Treatments and investigations

Inuterine insemination


When sperm are deposited in the vagina at intercourse, the majority are normally lost because the sperm either trickle out or are destroyed by vaginal acidity. Sperm loss may be a factor when infertility is otherwise truly "unexplained". Sometimes the mucus of the cervix (neck of the womb) can be hostile or very thick and unfavourable. Some men will have problems such as impotence, premature ejaculation or an anatomical abnormality which may make it difficult or even impossible for sperm to be deposited in the vagina. It is quite common to find that the seminal fluid containing the sperm does not liquefy and remains very glue-like.
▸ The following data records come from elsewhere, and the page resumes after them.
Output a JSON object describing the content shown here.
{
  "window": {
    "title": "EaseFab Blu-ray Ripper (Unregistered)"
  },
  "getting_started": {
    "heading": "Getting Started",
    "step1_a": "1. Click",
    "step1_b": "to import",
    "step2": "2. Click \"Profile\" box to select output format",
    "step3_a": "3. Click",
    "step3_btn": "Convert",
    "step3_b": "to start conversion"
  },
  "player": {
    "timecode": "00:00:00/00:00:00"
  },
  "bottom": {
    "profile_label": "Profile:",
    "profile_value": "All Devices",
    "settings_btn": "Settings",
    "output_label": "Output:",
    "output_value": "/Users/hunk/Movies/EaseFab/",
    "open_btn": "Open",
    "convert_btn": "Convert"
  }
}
This is likely to be a significant cause of infertility.

In these situations, a successful pregnancy can sometimes result if specially treated sperm are placed into the uterus above the level of the cervix at the time of ovulation. This treatment is called intrauterine insemination or IUI and is a refined form of AIH (Artificial Insemination by "Husband").

It must be stressed that IUI is not a suitable treatment when the sperm count or quality is very poor. Before deciding to commence IUI treatment, a "dummy run" sperm preparation is performed to see whether or not IUI would be a suitable option. If the sperm quality is poor, then IVF or even ICSI may be a more appropriate form of treatment.
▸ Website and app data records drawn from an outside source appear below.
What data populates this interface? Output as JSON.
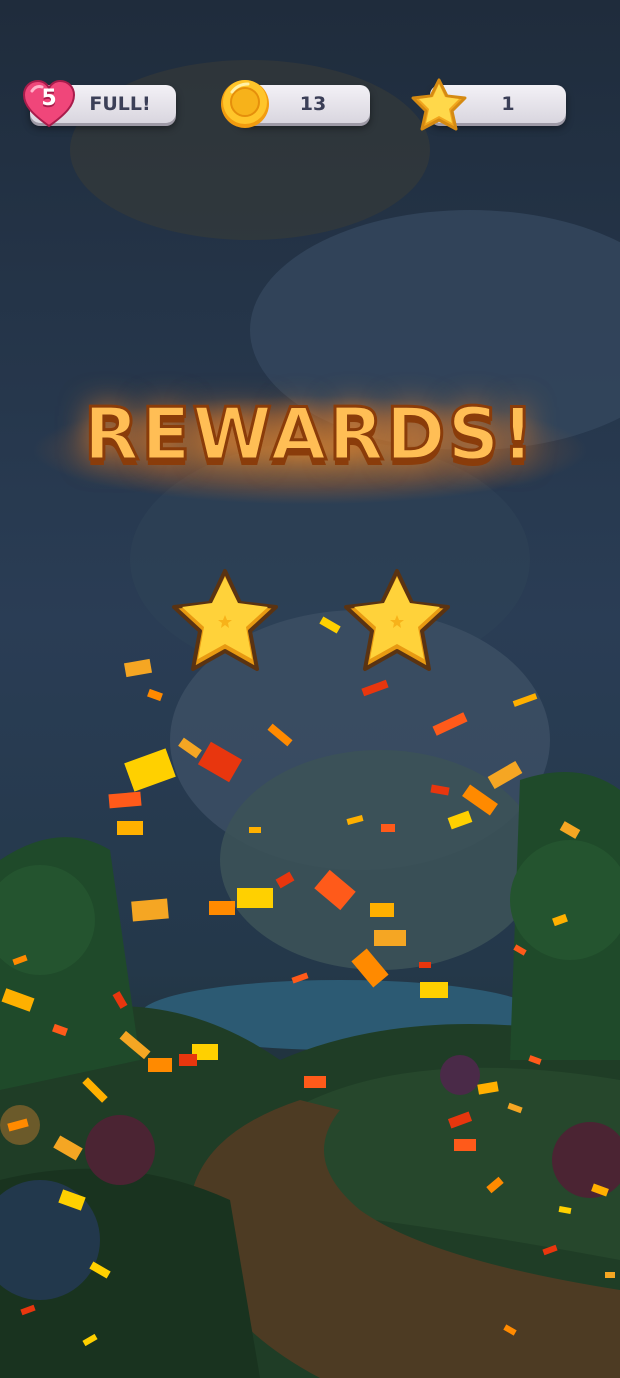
{
  "hud": {
    "lives": {
      "count": "5",
      "status": "FULL!"
    },
    "coins": {
      "value": "13"
    },
    "stars": {
      "value": "1"
    }
  },
  "title": "REWARDS!",
  "rewards": [
    {
      "icon": "star-icon"
    },
    {
      "icon": "star-icon"
    }
  ],
  "colors": {
    "title": "#ffbe55",
    "title_outline": "#8a3c0a",
    "pill": "#e8e6ec",
    "heart": "#f0467a",
    "coin": "#f7b21a",
    "star": "#ffd23a"
  }
}
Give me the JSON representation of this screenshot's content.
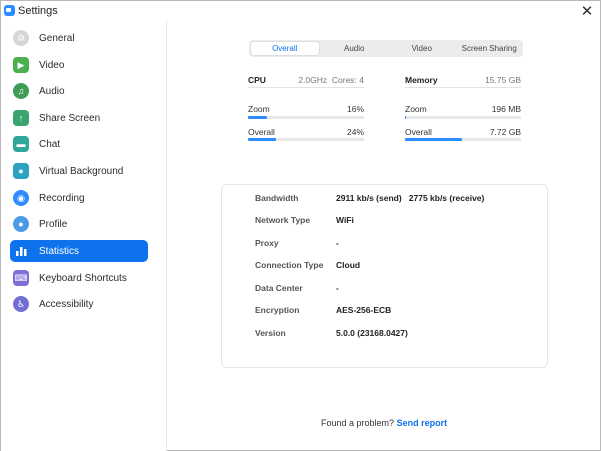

The fallopian tubes must also be known to be healthy and open.

The gold standard for assessing the health of the pelvis and the patency of the fallopian tubes is laparoscopy and dye testing. This is performed as a day case under a short general anaesthetic (see laparoscopy information).

A useful alternative to laparoscopy is a hysterosalpingogram (HSG) X-ray. This is performed as an out-patient (see hysterosalpingography information).

Occasionally both investigations may be performed. The tubes may look healthy at laparoscopy, but no dye can be seen entering either tube. This may either be due to a blockage or to spasm of the tubes. An HSG X-ray may then clarify the situation. If the tubal patency test shows that only one tube is open, IUI can only be carried out when ovulation is about to occur from the ovary that is on the same side. This can be frustrating if satisfactory egg growth repeatedly occurs on the side of the blocked tube. In this situation the treatment cycle would be cancelled.

If a "neat" untreated sperm sample is introduced into the uterus, this is likely to cause severe abdominal pain (peritonism) and vomiting as there are many irritant substances in the seminal fluid which do not normally pass along the tubes and enter the peritoneal cavity of the abdomen.

The development of assisted conception has resulted in several specialised techniques of sperm preparation which have a very real application in IUI. A freshly produced sperm sample is prepared by the embryologist in order to isolate the most fertile and vigorous sperm. Unlike an untreated sperm sample, prepared sperm can be placed directly into the cavity of the uterus above the level of the cervix and are therefore protected from the acidity of the vagina and from unfavourable mucus in the cervix.

IUI may be carried out in a natural cycle as long as periods are regular. In a regular cycle it is likely that ovulation will also be a regular and predictable event. This will normally be between days 12 –16 of the cycle (where day 1 is the first day of a period). The clinic may use blood or urine tests to identify when ovulation is about to occur.

If periods are very erratic, ovulation, if it is occurring at all, will be totally unpredictable. In this situation ovulation induction (OI) is carried out with tablets such as clomifene or gonadotrophin injections (see ovulation induction information). Ultrasound scanning is always performed to ensure that good egg development has occurred. Ideally only one egg should grow to reach maturity in order to avoid a multiple pregnancy. As long as there is not a significant risk of more than a twin pregnancy, ovulation is induced with an injection of human chorionic gonadotrophin (hCG). Close to the time of expected ovulation, the prepared sperm are gently introduced into the uterus using a fine catheter tube. This is a painless procedure and should be no more uncomfortable than having a cervical smear taken. The sperm now act as a reception committee for any egg that enters the fallopian tubes.

Figures for Live Birth rates from IUI are not yet available as the collection of this data only commenced in mid-2008. The results are likely to be a little better than the figures given below which are for IUI using donor sperm. This is because the prior freezing of donor sperm usually destroys a proportion of the sperm.

In 2006, the percentage of DI cycles started that resulted in a live birth was:

  • 13.5% for women under 35   (13.4%)
  • 9.2% for women aged 35-39  (9.7%)
  • 5.3% for women aged 40-42  (3.9%)
  • 1.2% for women aged 43-44  (1.7%)
  • 0% for women aged 44+  (0%)

The figure for 2005 is shown in brackets for comparison. 

(Figures by courtesy of the HFEA)

Experience has shown that the majority of pregnancies will occur within three completed treatment cycles. As a generalisation, there is little point in continuing with IUI beyond this number of cycles, unless the alternative option of IVF is not desired.

March 2009